Sun’s downfall seems to be closely linked to the fate of other high-ranking Chinese officials, particularly former Justice Minister Fu Zhenghua, who retired from that post in April 2020 — around the same time that Sun was placed under investigation — and himself placed under investigation on Oct. 2, just two days after Sun was expelled from the CCP.
Fu Zhenghua, also a member of the Jiang faction, was also complicit in the persecution of Falun Gong, and is believed to have orchestrated the “709” mass arrest of human rights lawyers in July 2015.
SinoInsider notes that both Fu and Sun, as well as other security officials arrested recently, held leading posts in the “610 Office,” a now-disbanded CCP organization created by Jiang to “deal with” Falun Gong and empowered to direct Chinese police and propaganda units across the country.

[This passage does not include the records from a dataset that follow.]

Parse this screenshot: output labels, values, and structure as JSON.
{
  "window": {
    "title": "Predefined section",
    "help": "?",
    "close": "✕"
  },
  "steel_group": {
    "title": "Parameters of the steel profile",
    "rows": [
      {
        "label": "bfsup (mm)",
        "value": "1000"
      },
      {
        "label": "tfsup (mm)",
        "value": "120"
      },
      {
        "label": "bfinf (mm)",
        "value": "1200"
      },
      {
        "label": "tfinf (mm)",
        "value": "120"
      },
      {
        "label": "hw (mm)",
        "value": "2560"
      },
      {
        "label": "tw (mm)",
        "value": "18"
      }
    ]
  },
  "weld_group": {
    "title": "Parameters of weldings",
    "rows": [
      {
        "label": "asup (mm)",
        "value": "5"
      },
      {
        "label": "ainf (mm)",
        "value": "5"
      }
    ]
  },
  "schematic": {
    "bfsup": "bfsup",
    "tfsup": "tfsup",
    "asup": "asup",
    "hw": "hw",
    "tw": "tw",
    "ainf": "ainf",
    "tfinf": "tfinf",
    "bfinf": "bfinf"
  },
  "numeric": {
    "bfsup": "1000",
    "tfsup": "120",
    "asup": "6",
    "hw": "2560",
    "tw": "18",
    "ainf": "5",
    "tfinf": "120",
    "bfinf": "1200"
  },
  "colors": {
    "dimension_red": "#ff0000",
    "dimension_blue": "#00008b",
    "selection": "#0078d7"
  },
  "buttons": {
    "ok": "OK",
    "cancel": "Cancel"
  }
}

According to a newsletter published by the New York-based consultancy on Oct. 4, 2021, it would not be a surprise “to see the rounding up of 610 Office cadres lead to the arrest of bigger Jiang ‘tigers’ in the political and legal affairs apparatus, including Supreme People’s Court president Zhou Qiang, C[entral] PLAC chief Guo Shengkun, and former CPLAC secretary Meng Jianzhu.”